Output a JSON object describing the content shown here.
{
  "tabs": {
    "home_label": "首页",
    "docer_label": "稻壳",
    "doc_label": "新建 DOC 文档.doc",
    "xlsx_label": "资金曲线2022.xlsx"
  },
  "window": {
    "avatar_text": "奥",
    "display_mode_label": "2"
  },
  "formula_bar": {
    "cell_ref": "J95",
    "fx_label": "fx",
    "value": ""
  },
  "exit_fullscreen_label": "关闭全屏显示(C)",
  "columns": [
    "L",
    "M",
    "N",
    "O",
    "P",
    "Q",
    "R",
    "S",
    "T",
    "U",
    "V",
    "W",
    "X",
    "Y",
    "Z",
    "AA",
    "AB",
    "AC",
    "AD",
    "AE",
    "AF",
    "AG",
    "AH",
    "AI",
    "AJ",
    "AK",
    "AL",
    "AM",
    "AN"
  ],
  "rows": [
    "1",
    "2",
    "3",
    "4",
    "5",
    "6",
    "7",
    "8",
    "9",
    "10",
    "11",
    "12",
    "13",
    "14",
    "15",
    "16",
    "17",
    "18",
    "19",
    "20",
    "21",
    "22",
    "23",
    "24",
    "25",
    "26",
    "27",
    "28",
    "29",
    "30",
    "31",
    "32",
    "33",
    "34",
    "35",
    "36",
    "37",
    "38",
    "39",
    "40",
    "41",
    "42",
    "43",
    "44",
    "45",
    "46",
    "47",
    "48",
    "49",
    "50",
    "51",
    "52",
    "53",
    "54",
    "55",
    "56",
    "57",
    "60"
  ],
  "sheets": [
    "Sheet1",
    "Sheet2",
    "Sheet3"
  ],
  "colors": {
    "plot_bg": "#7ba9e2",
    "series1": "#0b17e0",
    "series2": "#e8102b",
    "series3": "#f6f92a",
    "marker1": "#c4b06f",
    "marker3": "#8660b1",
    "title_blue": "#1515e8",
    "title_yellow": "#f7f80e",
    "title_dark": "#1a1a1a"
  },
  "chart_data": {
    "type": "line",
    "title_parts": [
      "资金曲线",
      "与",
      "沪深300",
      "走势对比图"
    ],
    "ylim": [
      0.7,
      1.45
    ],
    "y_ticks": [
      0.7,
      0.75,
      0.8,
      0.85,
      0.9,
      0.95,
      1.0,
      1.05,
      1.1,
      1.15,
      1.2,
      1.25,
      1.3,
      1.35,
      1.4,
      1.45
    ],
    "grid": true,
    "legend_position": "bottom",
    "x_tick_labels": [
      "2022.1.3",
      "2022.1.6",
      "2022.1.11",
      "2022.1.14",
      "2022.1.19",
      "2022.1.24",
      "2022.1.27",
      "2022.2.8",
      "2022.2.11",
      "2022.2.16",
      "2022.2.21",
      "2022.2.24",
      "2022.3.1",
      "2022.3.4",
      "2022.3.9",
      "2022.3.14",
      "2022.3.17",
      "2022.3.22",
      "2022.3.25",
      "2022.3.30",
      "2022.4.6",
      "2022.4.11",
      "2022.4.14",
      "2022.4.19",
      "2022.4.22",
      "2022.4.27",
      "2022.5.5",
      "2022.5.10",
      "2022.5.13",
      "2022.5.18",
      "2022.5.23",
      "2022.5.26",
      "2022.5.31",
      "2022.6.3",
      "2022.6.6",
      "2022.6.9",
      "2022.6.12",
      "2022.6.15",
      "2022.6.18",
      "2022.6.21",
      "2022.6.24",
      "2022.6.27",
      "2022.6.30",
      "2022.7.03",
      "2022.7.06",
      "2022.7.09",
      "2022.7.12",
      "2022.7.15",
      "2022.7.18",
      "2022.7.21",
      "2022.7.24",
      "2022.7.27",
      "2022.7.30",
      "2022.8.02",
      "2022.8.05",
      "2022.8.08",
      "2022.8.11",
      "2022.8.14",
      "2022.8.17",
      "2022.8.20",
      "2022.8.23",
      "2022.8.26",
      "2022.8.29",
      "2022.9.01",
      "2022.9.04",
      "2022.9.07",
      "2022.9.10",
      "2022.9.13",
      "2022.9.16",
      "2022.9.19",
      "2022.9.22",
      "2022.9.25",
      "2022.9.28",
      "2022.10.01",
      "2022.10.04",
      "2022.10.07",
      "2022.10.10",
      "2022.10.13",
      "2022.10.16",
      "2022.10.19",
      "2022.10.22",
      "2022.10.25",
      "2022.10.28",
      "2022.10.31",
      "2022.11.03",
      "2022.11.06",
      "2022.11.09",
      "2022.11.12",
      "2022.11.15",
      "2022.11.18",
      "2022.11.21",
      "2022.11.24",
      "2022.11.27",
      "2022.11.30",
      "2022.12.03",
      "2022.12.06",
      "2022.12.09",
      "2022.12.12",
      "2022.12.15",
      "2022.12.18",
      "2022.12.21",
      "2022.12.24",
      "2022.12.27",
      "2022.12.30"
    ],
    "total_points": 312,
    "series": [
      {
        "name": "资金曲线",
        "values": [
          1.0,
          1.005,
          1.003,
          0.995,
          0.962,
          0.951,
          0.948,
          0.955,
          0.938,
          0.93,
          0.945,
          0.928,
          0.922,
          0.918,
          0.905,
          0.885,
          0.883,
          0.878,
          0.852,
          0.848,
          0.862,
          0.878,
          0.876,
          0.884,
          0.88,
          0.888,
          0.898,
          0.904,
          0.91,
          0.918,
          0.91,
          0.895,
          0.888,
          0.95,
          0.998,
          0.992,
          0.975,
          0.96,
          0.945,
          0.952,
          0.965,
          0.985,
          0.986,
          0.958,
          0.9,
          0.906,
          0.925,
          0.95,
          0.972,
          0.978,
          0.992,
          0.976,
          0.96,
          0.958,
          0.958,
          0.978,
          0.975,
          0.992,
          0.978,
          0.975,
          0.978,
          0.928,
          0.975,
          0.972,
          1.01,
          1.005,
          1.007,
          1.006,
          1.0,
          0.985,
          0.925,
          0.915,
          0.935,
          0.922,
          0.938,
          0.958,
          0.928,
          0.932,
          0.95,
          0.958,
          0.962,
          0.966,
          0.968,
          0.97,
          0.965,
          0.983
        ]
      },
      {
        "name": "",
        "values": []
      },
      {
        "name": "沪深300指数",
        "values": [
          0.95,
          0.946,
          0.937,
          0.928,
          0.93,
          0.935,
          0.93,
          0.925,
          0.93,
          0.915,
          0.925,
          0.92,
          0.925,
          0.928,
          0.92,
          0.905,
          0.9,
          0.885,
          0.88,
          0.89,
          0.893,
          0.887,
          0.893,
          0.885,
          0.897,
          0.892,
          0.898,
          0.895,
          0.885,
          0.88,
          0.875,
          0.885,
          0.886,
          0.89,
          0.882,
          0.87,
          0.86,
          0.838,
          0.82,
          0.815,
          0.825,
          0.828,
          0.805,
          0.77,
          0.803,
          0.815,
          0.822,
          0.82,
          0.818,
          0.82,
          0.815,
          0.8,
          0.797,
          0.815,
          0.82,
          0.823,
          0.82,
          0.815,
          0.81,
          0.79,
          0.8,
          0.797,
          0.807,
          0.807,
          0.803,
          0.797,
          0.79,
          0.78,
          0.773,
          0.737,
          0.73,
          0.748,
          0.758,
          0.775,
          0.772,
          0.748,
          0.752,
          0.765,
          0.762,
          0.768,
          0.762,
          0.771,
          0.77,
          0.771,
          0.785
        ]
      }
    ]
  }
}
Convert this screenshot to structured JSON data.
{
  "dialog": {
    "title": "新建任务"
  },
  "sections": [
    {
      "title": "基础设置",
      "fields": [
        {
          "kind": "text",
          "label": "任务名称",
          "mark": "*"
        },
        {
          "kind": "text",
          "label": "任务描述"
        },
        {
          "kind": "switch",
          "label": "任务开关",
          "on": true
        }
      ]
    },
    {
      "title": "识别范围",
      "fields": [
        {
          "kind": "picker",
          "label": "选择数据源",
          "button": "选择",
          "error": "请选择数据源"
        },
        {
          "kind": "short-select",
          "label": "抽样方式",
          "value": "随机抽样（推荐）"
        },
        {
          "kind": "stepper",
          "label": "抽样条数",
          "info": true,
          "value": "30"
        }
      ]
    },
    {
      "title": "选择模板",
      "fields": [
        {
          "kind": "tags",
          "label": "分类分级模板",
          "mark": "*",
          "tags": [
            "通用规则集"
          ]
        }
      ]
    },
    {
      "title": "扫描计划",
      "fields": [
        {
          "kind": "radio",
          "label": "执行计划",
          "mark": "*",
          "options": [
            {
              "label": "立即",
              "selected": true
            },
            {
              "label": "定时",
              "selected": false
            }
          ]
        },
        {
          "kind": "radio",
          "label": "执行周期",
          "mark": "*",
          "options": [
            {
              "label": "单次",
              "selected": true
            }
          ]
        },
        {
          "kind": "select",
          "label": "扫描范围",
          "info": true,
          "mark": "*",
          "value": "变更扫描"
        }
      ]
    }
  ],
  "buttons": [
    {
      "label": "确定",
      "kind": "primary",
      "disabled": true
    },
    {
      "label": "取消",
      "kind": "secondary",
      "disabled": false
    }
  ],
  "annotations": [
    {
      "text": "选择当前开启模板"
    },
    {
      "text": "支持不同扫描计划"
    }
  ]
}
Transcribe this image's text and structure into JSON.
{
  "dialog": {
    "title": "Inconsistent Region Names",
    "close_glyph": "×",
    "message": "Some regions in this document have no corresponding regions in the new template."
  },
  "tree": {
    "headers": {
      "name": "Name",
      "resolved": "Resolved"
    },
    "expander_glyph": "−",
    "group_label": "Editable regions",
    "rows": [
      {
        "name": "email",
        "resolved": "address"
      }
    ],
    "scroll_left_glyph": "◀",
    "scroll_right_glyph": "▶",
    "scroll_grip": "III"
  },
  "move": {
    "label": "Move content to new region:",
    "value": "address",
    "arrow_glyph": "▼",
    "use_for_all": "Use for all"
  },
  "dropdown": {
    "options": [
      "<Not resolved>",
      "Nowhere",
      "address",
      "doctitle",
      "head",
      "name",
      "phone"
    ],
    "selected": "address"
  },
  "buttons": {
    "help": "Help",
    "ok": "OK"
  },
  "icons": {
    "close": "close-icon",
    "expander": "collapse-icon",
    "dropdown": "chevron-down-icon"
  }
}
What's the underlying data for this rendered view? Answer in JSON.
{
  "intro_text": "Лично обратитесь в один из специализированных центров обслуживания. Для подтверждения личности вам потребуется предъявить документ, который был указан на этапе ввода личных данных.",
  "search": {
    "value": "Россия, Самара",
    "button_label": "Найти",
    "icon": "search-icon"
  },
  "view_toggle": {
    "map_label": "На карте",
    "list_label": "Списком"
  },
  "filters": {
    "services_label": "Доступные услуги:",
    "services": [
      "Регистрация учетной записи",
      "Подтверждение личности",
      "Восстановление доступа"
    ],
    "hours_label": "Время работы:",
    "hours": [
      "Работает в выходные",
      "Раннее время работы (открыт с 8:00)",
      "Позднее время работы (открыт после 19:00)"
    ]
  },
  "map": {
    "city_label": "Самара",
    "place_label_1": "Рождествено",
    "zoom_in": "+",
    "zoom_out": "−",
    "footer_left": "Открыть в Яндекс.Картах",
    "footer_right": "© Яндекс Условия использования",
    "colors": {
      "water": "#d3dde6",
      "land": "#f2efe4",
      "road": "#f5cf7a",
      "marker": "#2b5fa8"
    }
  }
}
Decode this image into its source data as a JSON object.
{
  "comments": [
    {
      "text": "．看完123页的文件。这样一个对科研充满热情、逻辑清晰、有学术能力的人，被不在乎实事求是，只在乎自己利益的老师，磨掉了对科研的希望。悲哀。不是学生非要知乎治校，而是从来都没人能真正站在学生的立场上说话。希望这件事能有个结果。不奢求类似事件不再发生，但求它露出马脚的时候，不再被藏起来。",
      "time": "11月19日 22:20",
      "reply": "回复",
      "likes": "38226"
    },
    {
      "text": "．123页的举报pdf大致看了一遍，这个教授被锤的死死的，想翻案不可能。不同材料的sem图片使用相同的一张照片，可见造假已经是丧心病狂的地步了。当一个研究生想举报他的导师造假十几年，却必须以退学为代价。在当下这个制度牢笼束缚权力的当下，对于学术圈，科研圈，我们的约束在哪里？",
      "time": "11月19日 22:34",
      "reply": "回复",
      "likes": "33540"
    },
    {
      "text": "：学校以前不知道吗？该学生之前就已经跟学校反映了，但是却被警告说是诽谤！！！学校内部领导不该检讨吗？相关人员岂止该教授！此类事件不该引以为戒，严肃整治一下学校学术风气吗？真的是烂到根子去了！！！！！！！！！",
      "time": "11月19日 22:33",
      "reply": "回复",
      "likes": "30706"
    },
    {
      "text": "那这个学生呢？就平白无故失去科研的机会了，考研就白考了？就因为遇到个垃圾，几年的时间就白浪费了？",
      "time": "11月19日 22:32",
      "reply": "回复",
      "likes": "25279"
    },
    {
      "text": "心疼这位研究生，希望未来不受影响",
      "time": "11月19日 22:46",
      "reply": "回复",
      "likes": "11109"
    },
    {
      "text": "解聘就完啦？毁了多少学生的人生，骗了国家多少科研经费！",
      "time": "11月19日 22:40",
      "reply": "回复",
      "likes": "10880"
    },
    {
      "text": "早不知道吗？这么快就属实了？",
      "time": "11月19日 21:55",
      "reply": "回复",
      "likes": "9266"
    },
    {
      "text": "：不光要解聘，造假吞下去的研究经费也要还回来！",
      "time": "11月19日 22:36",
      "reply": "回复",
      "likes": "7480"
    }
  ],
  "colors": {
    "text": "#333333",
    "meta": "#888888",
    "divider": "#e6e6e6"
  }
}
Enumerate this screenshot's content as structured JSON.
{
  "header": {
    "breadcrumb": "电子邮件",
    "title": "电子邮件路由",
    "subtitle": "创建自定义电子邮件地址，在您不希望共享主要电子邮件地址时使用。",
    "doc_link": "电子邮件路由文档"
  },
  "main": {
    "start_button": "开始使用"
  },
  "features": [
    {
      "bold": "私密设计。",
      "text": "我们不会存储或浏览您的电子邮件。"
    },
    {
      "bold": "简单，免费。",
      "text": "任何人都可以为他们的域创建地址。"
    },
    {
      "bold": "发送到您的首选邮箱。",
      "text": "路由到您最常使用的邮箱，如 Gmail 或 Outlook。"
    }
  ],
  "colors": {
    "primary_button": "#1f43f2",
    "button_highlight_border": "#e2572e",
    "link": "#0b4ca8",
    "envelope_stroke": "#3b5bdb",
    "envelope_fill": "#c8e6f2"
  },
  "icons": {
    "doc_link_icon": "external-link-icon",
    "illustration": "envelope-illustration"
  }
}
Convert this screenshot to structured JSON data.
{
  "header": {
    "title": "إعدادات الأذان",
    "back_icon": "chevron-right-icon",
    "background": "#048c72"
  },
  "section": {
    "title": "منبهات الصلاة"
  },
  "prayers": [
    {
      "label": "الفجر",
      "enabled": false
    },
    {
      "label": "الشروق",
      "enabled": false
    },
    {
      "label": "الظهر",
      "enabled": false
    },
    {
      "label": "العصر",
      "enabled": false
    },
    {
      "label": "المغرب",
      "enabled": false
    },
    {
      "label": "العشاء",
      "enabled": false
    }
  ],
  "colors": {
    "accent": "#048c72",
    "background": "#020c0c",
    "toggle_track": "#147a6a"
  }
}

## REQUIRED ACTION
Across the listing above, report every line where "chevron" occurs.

## ANSWER BELOW
    "dropdown": "chevron-down-icon"
    "back_icon": "chevron-right-icon",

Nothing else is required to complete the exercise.